[Entries from a dataset of interfaces]

***

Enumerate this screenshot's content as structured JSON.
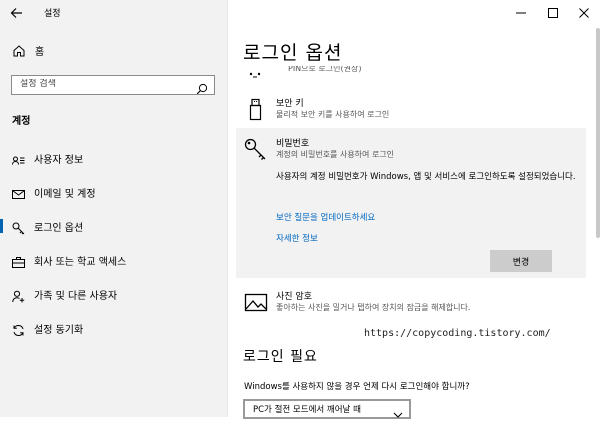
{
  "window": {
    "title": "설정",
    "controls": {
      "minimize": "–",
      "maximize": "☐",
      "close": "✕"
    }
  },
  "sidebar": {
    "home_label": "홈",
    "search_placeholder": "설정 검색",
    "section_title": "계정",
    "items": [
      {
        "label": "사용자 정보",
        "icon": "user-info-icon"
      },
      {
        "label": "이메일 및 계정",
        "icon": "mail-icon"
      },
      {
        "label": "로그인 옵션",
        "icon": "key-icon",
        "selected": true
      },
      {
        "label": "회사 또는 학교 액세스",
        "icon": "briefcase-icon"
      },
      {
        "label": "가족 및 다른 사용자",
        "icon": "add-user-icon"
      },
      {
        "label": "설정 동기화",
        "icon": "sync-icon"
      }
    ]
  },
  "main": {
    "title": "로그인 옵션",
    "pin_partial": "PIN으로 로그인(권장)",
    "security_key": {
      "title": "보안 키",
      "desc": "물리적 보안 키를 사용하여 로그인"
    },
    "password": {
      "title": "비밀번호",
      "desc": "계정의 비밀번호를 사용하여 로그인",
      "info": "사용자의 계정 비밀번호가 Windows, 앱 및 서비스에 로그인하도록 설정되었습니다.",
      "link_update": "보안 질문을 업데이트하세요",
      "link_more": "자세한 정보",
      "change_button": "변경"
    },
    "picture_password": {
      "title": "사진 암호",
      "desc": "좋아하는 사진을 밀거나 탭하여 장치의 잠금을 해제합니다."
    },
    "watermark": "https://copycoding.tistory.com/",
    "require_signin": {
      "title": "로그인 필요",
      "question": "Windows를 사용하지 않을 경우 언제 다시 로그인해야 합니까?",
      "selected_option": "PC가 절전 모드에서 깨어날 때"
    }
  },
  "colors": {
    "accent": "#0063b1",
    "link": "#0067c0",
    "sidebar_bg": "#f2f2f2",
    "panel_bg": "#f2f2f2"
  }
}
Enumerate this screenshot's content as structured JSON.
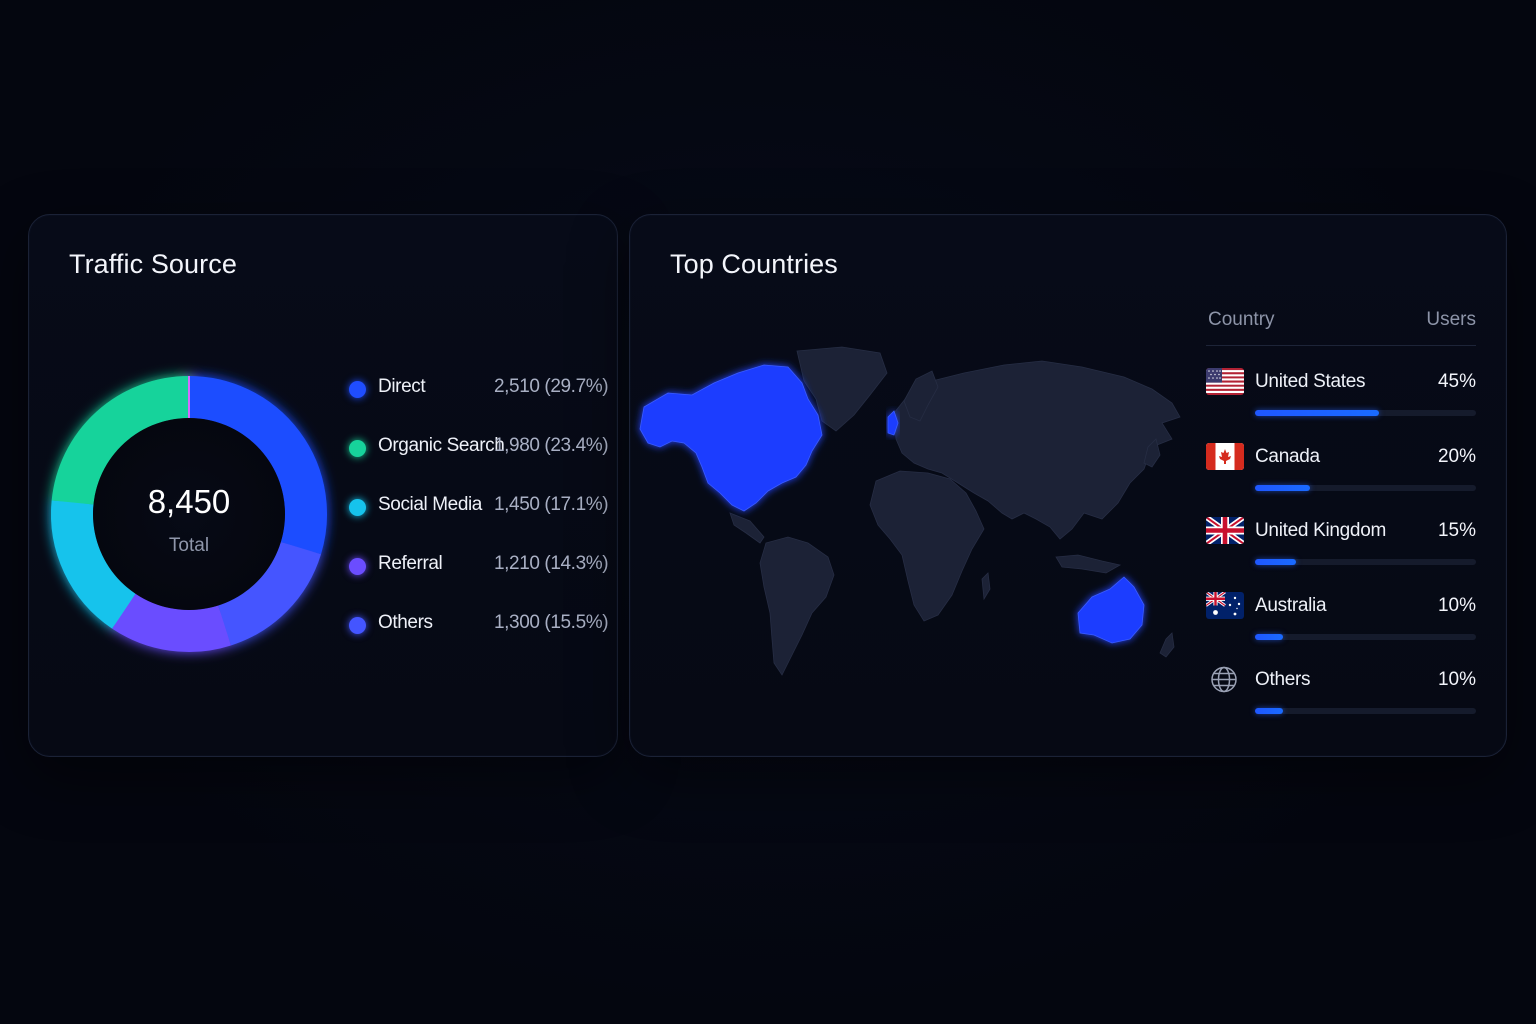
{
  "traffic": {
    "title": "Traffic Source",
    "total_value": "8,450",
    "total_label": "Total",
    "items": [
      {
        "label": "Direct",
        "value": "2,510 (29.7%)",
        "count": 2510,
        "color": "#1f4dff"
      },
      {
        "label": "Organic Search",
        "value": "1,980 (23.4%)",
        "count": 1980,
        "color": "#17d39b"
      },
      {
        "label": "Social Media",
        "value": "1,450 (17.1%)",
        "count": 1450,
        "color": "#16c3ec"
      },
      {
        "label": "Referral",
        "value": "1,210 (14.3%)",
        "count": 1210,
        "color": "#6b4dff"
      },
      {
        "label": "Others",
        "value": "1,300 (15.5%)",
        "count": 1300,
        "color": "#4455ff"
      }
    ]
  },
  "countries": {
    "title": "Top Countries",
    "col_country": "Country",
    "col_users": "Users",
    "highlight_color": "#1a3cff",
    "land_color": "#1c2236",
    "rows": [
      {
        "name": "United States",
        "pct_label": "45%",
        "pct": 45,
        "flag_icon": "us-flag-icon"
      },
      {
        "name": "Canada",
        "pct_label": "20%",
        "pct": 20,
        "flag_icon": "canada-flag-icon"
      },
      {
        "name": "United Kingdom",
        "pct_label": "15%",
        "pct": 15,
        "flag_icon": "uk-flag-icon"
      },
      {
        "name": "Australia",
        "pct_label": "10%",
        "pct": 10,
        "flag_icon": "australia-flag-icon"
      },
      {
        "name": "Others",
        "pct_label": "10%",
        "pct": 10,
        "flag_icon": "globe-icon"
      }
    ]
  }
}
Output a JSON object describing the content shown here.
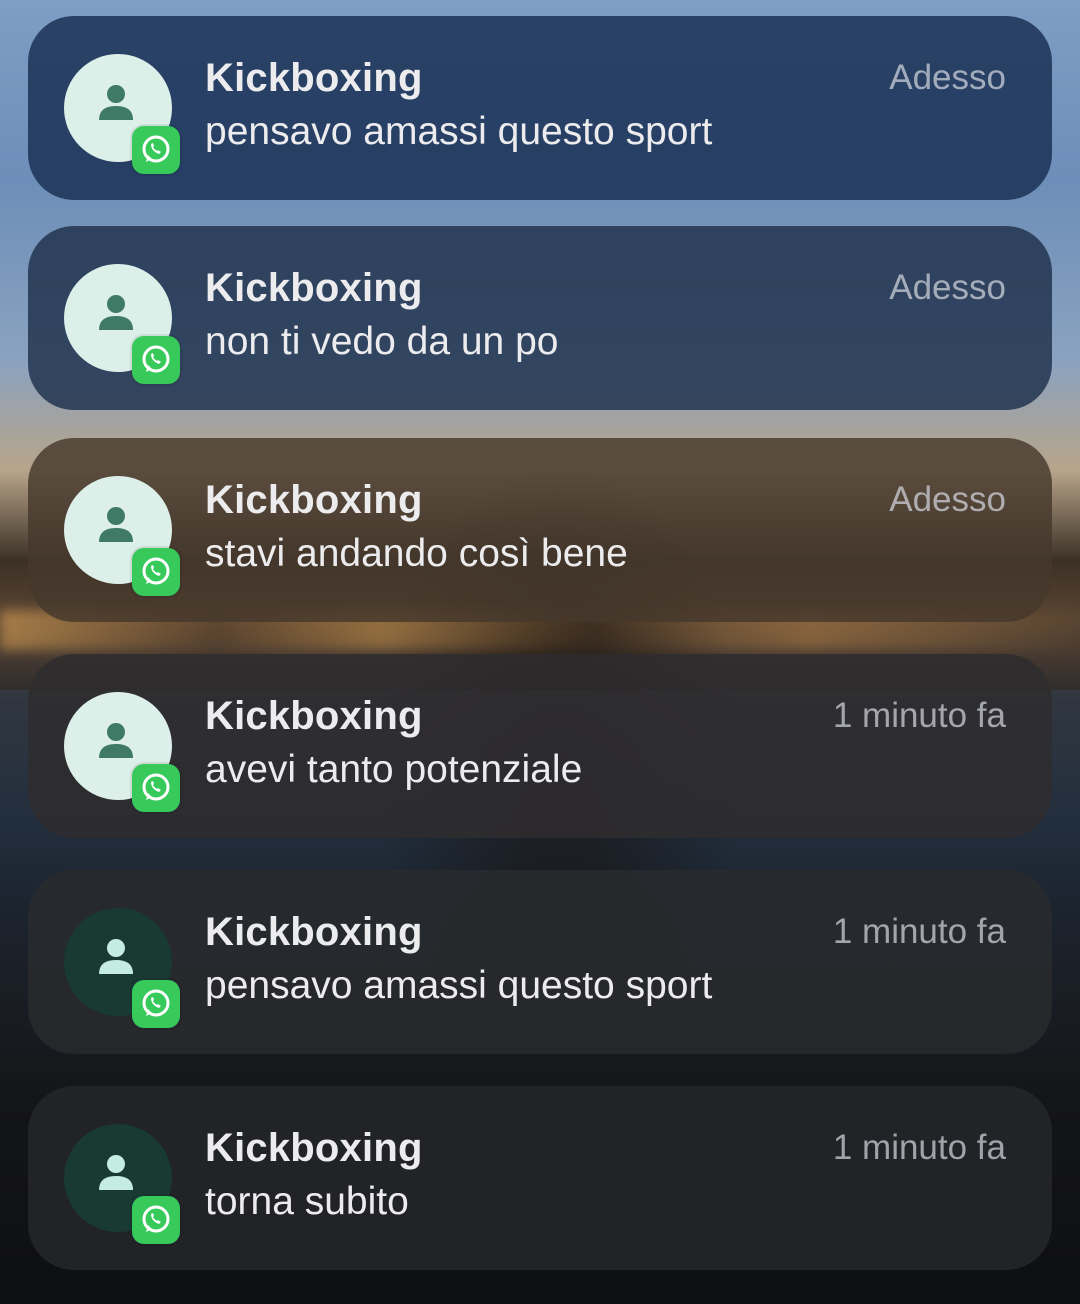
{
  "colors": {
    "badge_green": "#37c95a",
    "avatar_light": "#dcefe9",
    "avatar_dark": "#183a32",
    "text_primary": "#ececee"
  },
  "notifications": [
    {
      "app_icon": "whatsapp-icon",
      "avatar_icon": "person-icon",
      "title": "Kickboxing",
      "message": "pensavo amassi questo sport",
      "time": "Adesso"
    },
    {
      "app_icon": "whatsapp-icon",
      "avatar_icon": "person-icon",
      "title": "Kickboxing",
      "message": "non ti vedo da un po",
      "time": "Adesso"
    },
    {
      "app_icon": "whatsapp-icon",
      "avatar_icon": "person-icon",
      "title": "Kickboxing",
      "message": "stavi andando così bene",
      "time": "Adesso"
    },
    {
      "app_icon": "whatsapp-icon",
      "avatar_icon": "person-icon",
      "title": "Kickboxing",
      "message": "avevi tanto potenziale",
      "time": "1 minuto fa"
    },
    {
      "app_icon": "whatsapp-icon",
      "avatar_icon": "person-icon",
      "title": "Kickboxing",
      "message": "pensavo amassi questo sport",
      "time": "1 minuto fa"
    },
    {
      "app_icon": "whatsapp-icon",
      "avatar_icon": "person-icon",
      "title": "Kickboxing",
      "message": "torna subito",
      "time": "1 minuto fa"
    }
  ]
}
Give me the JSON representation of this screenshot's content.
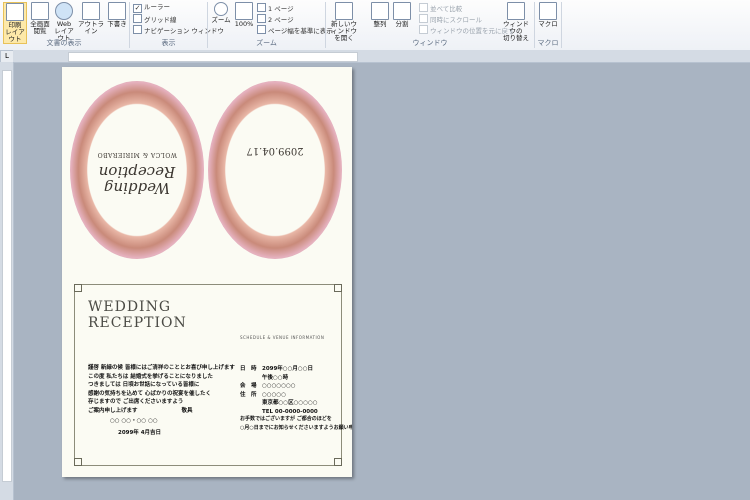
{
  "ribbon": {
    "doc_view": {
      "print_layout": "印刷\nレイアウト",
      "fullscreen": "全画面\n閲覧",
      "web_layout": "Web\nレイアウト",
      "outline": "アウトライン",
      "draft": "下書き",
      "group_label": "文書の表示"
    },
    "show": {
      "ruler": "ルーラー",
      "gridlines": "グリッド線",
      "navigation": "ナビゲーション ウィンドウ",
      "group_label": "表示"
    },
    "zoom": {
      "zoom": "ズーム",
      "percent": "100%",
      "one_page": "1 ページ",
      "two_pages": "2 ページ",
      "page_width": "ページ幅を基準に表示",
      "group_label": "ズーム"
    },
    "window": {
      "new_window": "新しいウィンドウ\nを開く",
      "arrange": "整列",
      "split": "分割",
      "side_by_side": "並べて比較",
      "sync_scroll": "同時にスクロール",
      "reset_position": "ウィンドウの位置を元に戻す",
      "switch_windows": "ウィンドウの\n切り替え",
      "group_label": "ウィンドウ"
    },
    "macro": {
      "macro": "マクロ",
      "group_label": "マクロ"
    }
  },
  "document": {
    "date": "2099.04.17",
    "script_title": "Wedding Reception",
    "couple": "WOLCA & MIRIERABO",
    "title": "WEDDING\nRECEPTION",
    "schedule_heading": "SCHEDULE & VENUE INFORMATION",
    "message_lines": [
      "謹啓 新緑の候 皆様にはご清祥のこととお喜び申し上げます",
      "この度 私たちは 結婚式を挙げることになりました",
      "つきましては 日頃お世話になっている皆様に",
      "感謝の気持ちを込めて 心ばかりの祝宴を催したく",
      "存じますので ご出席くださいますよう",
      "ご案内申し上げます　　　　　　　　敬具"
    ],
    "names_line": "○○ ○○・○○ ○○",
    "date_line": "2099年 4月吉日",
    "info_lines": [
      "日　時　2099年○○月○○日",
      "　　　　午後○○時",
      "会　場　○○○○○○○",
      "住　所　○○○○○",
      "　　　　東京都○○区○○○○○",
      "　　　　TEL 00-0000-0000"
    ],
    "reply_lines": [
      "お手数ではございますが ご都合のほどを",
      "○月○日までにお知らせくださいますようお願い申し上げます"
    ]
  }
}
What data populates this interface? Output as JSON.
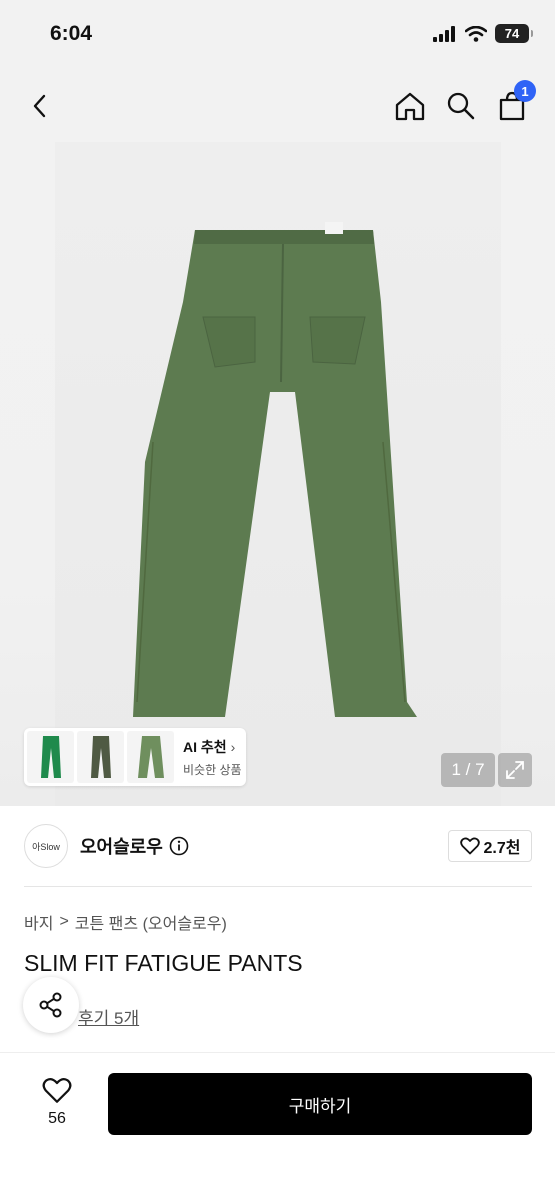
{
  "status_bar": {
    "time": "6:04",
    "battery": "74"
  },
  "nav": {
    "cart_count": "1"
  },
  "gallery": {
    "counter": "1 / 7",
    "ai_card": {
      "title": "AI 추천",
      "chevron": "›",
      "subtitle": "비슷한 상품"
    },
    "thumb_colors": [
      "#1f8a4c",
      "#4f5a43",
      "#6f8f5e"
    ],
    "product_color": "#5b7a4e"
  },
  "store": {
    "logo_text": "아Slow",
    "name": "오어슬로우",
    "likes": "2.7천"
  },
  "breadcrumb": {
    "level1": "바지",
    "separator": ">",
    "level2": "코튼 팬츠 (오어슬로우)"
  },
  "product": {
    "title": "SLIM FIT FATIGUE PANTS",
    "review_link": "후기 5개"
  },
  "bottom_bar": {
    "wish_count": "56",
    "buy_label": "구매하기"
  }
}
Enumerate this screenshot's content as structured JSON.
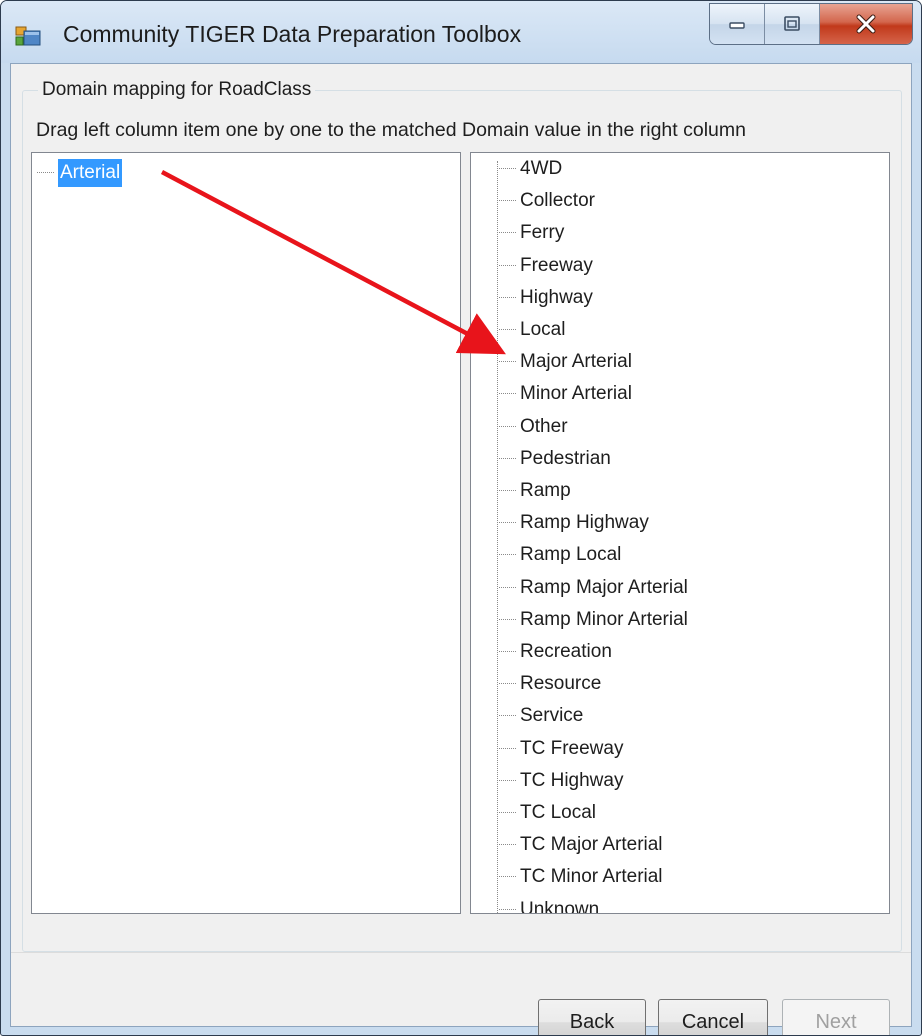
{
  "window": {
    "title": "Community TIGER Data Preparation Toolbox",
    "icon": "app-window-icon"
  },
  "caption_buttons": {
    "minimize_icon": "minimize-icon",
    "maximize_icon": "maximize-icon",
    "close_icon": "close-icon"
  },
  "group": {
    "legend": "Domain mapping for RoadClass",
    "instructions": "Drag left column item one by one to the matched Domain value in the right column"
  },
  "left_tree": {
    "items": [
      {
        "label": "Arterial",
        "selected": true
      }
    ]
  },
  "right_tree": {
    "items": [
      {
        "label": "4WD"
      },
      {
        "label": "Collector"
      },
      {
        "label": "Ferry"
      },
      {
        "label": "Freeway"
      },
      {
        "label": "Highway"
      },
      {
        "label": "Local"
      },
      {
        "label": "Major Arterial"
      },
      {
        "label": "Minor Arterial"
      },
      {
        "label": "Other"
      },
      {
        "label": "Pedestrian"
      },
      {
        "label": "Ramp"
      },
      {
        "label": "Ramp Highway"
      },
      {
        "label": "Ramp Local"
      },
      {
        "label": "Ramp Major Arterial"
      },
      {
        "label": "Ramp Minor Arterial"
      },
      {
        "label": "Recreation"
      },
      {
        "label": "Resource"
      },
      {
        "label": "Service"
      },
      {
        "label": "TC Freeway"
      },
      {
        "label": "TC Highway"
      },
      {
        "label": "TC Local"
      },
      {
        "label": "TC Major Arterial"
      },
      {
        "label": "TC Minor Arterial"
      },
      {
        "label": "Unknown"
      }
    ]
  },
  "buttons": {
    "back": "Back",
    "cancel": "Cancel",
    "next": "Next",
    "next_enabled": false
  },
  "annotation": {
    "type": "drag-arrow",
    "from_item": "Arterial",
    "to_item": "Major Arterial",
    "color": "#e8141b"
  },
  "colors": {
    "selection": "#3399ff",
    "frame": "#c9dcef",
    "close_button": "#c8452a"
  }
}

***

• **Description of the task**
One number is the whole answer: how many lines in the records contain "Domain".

• **Solution to this exercise**
2